I just fixed the text talking about The Sigil and By The Sea. They were previously mentioned as "open-source", and cited with a reference to <http://www.salon.com/tech/log/1999/09/07/open_fiction/index.html>. Lest there be any doubt about my changes, which I've explained in my edit summaries:

1) The reference does not make any mention of Henry Gee or either of these novels (in fact, it pre-dates those novels). The only connection is that it is about a writing workshop system run by Andrew Burt, and Andrew Burt is also behind the site ifiction (which also post-dates the article) on which Gee's novel, The Sigil is published.

2) These novels are not open source. The term "open source" implies that the novel is available for free for anyone to edit and republish. As far as I know, Gee has not relinquished copyright on his novels, he has just chosen to not make any money off of them. If an analogy were to be made with software, it would be "Freeware".

I should point out that I haven't read By The Sea, but I have read The Sigil, and do recommend it. 69.95.236.40 (talk) 19:46, 15 September 2008 (UTC)

Womanspace fiasco[edit]

Shouldn't there be something about the womanspace fiasco here? In fact, Gee has a track record of being a sexist so perhaps we need something about that as well. — Preceding unsigned comment added by 128.112.50.183 (talk) 20:21, 28 November 2011 (UTC)
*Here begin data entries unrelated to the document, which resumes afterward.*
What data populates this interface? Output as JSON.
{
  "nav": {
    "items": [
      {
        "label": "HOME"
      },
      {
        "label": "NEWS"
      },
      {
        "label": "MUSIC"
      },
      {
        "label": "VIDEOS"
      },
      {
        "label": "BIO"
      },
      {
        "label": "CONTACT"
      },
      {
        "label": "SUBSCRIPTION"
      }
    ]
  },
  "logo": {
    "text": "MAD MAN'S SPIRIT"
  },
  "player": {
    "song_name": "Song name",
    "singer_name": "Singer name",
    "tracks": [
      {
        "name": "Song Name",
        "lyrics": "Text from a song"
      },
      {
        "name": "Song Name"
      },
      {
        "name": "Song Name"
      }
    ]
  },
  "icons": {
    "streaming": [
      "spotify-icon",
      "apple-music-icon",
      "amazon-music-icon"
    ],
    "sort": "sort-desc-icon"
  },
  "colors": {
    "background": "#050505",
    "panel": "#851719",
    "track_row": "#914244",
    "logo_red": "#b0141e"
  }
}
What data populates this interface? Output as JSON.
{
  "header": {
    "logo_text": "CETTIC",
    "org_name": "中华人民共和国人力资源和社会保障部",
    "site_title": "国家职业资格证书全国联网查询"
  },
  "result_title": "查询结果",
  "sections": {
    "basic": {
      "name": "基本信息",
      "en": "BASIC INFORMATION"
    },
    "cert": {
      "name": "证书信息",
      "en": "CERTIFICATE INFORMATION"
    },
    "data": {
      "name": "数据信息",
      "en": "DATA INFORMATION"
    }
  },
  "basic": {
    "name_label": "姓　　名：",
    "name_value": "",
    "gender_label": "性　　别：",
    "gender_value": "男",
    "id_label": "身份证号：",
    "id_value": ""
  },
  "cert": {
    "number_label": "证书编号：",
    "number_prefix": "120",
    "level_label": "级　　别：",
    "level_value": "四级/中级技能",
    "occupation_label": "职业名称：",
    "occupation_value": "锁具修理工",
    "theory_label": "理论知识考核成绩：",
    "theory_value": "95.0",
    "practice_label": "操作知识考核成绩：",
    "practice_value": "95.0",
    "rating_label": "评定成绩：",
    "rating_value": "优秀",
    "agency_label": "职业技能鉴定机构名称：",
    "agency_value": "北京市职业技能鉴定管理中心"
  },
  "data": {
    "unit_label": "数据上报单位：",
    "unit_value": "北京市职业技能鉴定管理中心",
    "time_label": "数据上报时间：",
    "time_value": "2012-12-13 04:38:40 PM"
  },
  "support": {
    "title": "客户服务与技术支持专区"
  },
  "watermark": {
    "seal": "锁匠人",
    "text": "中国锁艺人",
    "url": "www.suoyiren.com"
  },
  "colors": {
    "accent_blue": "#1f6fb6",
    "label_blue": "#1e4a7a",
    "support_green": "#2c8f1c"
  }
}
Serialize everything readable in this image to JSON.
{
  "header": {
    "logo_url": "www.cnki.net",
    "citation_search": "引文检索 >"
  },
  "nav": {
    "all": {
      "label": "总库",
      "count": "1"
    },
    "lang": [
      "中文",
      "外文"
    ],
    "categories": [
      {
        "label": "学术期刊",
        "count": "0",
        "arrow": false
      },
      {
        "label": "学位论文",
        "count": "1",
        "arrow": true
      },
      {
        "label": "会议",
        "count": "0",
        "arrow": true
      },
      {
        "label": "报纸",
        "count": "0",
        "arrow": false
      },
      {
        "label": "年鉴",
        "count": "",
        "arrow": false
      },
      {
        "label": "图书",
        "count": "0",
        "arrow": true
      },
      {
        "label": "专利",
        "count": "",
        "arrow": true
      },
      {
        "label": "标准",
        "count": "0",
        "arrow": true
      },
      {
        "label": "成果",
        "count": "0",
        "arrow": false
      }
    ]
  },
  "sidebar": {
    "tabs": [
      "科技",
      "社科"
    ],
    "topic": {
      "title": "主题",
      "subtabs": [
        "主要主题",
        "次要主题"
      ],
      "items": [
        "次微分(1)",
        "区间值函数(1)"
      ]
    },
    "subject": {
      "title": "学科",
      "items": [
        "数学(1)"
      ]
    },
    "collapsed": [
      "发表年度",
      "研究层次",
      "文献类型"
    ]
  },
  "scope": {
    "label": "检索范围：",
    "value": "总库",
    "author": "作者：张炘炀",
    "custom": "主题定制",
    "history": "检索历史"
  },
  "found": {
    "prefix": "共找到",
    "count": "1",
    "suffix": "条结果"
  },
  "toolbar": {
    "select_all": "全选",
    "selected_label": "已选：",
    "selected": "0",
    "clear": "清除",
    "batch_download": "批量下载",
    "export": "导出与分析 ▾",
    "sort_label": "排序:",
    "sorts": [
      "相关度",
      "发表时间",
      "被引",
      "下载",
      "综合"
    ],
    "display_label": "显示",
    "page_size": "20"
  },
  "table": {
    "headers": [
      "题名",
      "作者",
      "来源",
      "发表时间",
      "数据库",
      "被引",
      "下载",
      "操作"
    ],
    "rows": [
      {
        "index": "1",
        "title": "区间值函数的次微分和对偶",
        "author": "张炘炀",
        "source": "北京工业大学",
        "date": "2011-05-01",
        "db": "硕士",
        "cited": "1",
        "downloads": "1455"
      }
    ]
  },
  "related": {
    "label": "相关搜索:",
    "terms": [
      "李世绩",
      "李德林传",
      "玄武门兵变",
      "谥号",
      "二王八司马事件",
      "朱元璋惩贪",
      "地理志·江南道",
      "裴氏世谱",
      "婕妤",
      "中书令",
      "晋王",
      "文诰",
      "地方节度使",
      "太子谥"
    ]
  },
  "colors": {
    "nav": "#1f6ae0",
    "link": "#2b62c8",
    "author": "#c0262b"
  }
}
Got some references? — Preceding unsigned comment added by 213.106.113.169 (talk) 08:48, 29 November 2011 (UTC)
References galore: http://www.nature.com/nature/journal/v477/n7366/477626a/metrics/blogs http://www.google.com/search?q=womanspace+henry+gee The "Gee became embroiled in internet controversy" comment really should date back to at least the WomanSpace incident, if not earlier. Patrikd (talk) 00:30, 23 January 2014 (UTC)
Although I'm personally appalled by Mr Gee's behaviour, I must note this is a BLP, so sourcing is going to need to be high-quality, and blogs and Twitter don't cut it. The latest story doesn't appear to have hit the WP:RS media - David Gerard (talk) 08:34, 23 January 2014 (UTC)
This article in Popular Science may meet the WP:RS criteria. It appears more balanced than most of the blog posts. Biolprof (talk) 15:21, 5 February 2014 (UTC)
  • David is of course right. There is an OTRS Ticket:2014020510010379. My strong advice to everyone is to be mindful of the foundational policies: WP:NPOV, WP:NOR. Reliable independent sources, avoiding blogs and social media. Popular Science is a very good source for this content, for exactly the reason stated: it is analytical rather than polemical. Needless to say, Dr. Gee would prefer no mention was made of it at all, but long experience suggests that attempting to remove it would only increase the drama quotient. I did remove on primary source, and would ask that it's not reinserted. Additional review sources would be much appreciated. Guy (Help!) 23:12, 6 February 2014 (UTC)
If you're worried about a BLP, you can't remove a reference like that and leave the statements it was supporting uncited. Given that the sentence is "Dr. Isis was an open critic of the scientific journal Nature, where Gee is a senior editor." (and presumably the reference wasn't there to establish his senior editorship), I don't see the problem linking to the page where Dr. Isis criticizes Nature. But if that for some reason is not acceptable, then I don't think we should have the statement at all.--Prosfilaes (talk) 06:22, 7 February 2014 (UTC)